The energy future we envision requires involvement from all our approximately 8,500 full-time employees (as of Dec. 31, 2016). Providing a sustainable work environment helps us align our actions with our core values, vision and mission. This means providing a workplace that allows our employees to execute at the highest levels and return home safely to their loved ones. It means actively engaging in our communities and supporting our partners. It means investing in our colleagues and supporting causes and organizations in which we believe.
These eco-sensitive strategies help keep pollutants out of streams and lakes, replenish groundwater and green the built environment.
Natural landscapes naturally slow the movement of stormwater, and capture and filter some of it as it percolates back into the groundwater supply. But the built environment is dominated by impervious surfaces. Paved surfaces, roofs and building façades change the movement of water over the landscape and increase the volume, speed and temperature of the runoff.
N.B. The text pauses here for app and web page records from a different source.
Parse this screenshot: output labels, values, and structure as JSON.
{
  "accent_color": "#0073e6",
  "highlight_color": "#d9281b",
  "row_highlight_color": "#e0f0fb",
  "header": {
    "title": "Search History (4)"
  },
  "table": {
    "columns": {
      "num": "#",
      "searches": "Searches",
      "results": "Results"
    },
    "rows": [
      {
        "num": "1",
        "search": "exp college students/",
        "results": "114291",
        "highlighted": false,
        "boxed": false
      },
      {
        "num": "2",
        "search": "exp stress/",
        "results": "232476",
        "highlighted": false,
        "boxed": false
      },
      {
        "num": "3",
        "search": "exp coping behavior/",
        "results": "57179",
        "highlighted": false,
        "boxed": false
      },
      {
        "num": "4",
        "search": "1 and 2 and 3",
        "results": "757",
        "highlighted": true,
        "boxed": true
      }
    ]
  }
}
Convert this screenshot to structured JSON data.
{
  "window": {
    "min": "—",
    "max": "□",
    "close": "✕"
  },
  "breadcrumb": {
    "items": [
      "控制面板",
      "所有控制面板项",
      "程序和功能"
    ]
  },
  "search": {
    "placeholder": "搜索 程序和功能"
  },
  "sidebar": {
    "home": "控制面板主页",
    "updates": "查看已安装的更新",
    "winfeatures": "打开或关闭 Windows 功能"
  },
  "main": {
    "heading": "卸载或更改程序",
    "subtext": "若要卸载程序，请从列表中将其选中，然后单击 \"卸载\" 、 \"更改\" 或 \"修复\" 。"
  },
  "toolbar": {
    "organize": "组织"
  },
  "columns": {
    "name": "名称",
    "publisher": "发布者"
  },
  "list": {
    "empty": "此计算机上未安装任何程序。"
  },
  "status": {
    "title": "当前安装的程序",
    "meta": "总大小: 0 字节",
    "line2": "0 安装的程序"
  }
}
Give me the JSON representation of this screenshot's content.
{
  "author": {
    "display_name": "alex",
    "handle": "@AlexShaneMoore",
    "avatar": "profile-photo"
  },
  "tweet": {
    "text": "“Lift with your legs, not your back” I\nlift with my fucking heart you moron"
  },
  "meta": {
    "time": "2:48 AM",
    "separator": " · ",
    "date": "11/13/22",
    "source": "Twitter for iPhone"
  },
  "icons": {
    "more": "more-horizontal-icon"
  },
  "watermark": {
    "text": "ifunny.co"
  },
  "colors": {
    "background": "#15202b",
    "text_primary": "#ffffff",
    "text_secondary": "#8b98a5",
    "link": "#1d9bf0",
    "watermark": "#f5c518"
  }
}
Rushing stormwater picks up pollutants, fertilizers and pesticides and can also cause flooding and erosion.
How environmentally green, really, are so-called green roofs like the one that’s on top of the Walmart store in north Portland?
Just as wireless sensor networks increasingly are helping building owners and tenants keep track on energy efficiency and water conservation inside, they are also at the center of several new research projects – including one at the aforementioned Walmart site – that aims to build a better understanding of their performance.
After all, it isn’t all that practical or safe for this sort of information to be collected manually by humans.